Work request: Would you please copy each line below that includes the string "icon"?

Extracted records:
============

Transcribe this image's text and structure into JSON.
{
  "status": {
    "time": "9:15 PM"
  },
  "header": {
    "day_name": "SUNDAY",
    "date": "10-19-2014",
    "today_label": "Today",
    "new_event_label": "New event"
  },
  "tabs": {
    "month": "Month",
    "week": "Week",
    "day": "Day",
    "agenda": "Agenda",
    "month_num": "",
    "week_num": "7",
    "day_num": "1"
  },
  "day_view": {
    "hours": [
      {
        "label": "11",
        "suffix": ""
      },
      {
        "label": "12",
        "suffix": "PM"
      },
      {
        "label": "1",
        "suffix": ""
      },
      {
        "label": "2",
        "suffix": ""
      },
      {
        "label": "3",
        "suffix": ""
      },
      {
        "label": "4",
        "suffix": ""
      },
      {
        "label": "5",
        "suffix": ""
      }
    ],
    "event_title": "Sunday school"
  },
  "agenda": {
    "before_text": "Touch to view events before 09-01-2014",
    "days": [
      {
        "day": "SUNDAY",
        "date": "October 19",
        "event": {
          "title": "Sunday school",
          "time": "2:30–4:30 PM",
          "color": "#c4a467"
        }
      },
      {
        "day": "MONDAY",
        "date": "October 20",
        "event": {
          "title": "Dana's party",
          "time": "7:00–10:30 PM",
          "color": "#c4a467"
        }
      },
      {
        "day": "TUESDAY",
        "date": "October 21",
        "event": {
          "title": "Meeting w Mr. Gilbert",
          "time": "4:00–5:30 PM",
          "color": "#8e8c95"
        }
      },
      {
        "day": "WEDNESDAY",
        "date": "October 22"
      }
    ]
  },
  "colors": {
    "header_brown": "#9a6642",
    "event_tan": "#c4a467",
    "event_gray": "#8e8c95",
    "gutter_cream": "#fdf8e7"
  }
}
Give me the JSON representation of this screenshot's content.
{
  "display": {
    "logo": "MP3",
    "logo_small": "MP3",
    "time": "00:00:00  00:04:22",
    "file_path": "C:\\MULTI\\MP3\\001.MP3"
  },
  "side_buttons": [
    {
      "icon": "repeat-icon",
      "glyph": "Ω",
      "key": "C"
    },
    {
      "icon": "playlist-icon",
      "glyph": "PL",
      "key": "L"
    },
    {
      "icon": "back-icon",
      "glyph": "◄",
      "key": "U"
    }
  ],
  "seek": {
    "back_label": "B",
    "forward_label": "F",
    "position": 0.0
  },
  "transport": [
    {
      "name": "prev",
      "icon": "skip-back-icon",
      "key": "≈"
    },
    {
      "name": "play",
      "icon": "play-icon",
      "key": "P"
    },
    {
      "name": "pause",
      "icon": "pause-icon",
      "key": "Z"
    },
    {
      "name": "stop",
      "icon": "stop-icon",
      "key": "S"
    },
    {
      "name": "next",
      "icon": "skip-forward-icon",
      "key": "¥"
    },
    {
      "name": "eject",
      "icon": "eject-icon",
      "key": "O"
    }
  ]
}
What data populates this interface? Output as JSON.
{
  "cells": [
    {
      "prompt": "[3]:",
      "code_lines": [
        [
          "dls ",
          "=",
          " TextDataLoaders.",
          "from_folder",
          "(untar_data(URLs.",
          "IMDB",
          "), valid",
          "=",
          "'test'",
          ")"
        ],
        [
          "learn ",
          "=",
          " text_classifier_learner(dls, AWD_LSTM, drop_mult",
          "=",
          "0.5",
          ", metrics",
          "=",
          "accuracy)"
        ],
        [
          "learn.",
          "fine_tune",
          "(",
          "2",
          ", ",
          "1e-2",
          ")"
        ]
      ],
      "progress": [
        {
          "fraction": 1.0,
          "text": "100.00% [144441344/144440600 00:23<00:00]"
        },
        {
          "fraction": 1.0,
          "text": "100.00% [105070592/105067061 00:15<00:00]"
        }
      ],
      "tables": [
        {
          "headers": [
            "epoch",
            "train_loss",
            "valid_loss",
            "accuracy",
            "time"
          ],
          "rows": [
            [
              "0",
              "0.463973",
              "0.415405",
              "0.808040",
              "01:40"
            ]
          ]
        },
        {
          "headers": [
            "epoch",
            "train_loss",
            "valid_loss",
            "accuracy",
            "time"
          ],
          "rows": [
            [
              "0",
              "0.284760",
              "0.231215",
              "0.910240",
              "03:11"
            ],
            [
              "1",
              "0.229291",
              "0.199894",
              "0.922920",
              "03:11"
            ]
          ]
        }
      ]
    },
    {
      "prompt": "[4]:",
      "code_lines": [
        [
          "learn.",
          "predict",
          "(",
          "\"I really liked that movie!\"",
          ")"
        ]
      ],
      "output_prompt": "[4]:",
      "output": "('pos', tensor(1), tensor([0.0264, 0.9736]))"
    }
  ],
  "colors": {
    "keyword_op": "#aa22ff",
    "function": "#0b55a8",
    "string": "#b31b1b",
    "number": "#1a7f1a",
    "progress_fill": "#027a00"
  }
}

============

Solution:
      "icon": "repeat-icon",
      "icon": "playlist-icon",
      "icon": "back-icon",
      "icon": "skip-back-icon",
      "icon": "play-icon",
      "icon": "pause-icon",
      "icon": "stop-icon",
      "icon": "skip-forward-icon",
      "icon": "eject-icon",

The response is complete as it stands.